One passage stuck me:
“Therefore, determine the enemy’s plans and you will know which strategy will be successful and which will not.”
I often find myself in conversations with senior executives debating the merits of expanding their vendor collaboration program. Typically they already have a program in place, but I am advocating an expansion of that program and the application of new technology. In these conversations, there is tremendous inertia to maintain the status quo. After all, why fix a program that’s not broken. At their level in the organization they don’t hear the day to day challenges of the EDI manager who is fielding vendor support calls. In fact, most of the time they hear just the opposite from the middle level manager, “Oh, everything is fine Mr. Executive, no need to come and visit me, just keep on moving.”
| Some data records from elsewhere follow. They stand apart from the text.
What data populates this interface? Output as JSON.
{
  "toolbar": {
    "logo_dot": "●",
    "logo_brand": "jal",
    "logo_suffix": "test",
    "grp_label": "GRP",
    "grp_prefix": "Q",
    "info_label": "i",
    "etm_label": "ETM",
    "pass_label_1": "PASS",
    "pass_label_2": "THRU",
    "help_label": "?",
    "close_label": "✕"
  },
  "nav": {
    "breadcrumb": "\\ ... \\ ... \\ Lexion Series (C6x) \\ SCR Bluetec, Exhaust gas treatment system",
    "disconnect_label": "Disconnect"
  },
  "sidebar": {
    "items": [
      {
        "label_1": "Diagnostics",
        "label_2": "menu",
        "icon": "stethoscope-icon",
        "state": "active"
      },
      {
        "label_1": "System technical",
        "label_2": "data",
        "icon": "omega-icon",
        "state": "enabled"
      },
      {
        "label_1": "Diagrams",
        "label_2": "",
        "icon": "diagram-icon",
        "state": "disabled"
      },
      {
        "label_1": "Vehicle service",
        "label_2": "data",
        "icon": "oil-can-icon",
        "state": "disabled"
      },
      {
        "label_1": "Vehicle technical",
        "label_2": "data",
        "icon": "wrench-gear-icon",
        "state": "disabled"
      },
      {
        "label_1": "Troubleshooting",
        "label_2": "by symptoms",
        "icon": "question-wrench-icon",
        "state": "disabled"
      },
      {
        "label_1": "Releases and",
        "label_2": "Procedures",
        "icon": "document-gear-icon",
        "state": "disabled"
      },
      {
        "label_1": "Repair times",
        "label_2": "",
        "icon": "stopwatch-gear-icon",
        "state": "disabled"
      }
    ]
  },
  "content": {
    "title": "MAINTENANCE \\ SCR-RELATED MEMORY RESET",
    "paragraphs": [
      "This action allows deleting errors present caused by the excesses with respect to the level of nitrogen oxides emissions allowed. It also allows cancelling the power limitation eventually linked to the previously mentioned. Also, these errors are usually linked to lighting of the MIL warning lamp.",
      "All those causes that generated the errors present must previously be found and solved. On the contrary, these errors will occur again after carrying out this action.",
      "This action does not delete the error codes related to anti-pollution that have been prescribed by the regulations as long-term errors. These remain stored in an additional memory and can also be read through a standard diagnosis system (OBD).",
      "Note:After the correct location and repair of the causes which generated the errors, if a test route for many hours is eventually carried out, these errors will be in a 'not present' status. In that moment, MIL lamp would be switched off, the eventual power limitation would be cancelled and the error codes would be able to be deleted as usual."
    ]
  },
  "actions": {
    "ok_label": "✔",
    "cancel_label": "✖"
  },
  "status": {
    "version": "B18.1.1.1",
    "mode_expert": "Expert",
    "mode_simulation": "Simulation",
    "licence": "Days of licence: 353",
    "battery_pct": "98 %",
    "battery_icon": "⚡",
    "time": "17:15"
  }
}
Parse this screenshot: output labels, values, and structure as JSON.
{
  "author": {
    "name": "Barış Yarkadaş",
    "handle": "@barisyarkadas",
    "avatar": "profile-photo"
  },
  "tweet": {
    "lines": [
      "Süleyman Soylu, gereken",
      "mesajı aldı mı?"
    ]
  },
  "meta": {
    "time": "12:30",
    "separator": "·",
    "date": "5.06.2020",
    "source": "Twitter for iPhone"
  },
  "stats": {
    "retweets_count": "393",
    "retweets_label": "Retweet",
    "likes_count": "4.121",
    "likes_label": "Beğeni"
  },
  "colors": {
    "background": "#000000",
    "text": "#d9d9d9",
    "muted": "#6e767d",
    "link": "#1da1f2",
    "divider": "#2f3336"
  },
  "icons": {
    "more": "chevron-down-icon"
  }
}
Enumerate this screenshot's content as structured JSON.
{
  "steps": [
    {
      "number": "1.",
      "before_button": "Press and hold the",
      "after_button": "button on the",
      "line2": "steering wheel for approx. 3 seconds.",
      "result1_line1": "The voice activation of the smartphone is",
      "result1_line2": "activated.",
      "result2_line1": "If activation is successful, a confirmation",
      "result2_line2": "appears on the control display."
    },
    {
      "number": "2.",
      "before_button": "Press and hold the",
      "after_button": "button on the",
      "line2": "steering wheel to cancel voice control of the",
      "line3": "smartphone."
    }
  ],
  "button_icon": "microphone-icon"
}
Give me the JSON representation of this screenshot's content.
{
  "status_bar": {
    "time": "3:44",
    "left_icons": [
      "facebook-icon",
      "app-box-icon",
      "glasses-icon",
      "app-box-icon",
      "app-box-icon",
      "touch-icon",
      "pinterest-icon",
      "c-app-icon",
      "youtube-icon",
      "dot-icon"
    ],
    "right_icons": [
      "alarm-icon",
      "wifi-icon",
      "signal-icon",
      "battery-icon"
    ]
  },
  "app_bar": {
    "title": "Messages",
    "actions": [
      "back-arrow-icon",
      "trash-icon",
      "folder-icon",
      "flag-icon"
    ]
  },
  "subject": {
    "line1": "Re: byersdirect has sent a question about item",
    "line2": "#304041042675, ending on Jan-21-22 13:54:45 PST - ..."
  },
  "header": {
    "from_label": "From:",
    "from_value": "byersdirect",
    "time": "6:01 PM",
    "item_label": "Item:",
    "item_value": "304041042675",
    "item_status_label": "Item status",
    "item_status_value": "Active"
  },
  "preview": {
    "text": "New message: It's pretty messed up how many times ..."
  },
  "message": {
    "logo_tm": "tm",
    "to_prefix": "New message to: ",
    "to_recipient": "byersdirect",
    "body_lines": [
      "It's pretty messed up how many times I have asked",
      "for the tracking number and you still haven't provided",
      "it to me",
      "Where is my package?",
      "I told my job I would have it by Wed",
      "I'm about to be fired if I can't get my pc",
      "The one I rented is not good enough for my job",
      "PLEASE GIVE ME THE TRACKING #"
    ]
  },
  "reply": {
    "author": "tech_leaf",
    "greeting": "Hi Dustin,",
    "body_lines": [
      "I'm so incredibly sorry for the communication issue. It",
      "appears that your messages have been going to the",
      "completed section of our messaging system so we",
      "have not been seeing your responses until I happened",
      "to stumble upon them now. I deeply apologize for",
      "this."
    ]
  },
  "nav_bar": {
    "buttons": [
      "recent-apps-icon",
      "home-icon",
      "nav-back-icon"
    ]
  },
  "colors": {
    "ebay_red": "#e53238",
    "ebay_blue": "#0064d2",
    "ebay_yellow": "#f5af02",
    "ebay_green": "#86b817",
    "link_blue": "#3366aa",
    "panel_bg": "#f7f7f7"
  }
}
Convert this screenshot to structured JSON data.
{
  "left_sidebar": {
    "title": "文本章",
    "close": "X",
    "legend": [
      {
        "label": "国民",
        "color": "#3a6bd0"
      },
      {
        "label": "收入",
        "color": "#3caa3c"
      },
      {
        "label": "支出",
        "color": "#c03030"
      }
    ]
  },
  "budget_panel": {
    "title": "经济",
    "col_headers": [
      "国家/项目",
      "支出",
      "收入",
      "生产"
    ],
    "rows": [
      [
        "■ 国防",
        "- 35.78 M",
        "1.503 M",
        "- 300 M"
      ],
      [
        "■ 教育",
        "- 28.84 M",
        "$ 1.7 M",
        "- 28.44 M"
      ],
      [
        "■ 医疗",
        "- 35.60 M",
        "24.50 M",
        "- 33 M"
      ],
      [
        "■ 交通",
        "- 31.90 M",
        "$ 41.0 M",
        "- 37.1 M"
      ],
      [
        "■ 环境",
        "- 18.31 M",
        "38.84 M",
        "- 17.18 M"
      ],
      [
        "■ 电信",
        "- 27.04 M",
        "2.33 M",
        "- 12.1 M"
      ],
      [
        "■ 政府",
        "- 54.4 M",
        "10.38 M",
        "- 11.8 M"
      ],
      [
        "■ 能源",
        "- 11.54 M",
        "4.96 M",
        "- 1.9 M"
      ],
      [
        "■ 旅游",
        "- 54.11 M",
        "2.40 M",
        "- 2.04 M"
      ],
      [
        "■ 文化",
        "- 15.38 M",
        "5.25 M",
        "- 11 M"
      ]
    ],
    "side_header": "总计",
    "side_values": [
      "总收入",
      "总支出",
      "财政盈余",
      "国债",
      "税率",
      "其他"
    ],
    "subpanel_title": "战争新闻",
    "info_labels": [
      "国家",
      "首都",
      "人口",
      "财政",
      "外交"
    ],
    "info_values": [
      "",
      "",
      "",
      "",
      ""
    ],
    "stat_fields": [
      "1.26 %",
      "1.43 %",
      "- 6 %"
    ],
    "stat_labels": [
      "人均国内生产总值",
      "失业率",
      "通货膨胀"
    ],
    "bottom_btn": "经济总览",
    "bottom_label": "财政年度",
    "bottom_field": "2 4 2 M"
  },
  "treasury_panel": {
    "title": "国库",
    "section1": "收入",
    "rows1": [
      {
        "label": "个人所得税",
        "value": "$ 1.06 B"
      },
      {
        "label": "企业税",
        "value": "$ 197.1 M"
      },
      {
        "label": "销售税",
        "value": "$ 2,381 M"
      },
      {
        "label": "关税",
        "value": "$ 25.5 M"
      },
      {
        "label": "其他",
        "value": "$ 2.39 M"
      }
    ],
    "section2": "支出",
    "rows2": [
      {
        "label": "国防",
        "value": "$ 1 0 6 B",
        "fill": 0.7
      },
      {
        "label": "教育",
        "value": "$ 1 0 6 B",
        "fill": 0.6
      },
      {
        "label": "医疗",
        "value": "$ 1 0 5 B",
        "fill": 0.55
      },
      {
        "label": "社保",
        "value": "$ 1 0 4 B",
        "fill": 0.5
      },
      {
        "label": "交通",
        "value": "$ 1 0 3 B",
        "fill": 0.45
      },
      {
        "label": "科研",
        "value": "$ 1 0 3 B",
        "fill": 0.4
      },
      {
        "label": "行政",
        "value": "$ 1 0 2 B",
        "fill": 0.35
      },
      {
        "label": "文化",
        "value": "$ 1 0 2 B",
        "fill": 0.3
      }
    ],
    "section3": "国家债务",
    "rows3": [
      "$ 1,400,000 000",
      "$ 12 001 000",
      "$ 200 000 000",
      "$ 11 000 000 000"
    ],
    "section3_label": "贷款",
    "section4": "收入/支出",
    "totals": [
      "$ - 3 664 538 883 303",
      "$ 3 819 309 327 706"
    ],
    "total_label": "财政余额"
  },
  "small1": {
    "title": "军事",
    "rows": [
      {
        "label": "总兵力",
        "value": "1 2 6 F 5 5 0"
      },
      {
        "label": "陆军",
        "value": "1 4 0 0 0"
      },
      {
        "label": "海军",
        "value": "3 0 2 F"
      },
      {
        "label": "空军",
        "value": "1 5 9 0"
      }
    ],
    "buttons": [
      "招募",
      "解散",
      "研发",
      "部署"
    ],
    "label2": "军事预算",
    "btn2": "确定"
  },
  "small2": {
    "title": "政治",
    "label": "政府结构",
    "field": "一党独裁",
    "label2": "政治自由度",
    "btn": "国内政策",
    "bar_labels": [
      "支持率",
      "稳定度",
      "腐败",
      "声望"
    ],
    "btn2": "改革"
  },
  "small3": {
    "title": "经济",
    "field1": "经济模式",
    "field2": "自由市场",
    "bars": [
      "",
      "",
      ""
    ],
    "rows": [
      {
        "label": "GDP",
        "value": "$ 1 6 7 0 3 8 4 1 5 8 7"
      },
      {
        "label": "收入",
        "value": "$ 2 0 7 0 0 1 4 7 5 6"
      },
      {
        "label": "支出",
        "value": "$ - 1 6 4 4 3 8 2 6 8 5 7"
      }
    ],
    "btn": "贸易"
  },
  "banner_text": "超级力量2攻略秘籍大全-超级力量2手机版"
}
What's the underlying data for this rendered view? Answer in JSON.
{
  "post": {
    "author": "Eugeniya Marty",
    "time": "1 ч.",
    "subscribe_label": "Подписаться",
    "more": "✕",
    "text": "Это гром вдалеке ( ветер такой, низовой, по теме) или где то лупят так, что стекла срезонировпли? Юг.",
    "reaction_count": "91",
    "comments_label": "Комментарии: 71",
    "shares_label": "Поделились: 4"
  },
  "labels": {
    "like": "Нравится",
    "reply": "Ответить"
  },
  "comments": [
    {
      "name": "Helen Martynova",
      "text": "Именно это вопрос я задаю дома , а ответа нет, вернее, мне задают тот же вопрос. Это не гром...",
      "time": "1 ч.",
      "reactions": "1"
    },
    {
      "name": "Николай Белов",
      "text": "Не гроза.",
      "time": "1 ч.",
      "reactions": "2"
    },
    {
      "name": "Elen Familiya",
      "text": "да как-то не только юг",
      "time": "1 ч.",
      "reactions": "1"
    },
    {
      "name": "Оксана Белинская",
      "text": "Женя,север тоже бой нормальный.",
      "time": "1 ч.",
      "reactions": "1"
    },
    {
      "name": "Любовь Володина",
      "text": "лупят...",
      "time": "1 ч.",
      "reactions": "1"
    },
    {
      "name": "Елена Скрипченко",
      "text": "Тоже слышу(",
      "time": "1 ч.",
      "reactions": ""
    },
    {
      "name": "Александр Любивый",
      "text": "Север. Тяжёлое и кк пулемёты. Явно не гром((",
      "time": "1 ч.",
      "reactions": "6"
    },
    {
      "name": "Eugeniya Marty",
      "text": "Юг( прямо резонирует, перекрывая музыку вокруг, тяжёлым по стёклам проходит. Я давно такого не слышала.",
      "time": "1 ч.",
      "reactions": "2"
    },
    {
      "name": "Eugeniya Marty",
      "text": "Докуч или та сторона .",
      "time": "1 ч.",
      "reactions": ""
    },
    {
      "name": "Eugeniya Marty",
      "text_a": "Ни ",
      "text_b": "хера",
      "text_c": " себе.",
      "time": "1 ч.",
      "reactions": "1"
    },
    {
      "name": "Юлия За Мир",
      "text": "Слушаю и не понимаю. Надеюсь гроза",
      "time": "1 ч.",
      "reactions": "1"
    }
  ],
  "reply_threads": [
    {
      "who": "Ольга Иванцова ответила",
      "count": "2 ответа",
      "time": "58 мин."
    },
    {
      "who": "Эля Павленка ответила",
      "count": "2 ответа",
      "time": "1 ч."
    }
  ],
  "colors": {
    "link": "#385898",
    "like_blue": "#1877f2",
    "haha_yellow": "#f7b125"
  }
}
But, if one critically evaluates where the most successful retailers (e.g. enemies) are making investments, one cannot espace the conclusion they are moving to more and more sophisticated vendor collaboration programs. They are making investments before a problem occurs because they want to enjoy the corresponding lift of competitive advantage.
So, here is what I encourage all executives to do: create two columns on a piece of paper and write your top five competitors down the left column. Then on the other side for each competitor write down everything you know about their supply chain initiatives at this moment. If you are coming up blank, that is your first clue there is a problem. Now consider what your organization is doing. What threats or opportunities are evident? Every time I have gone through this exercise with an executive, we have both been surprised at the results.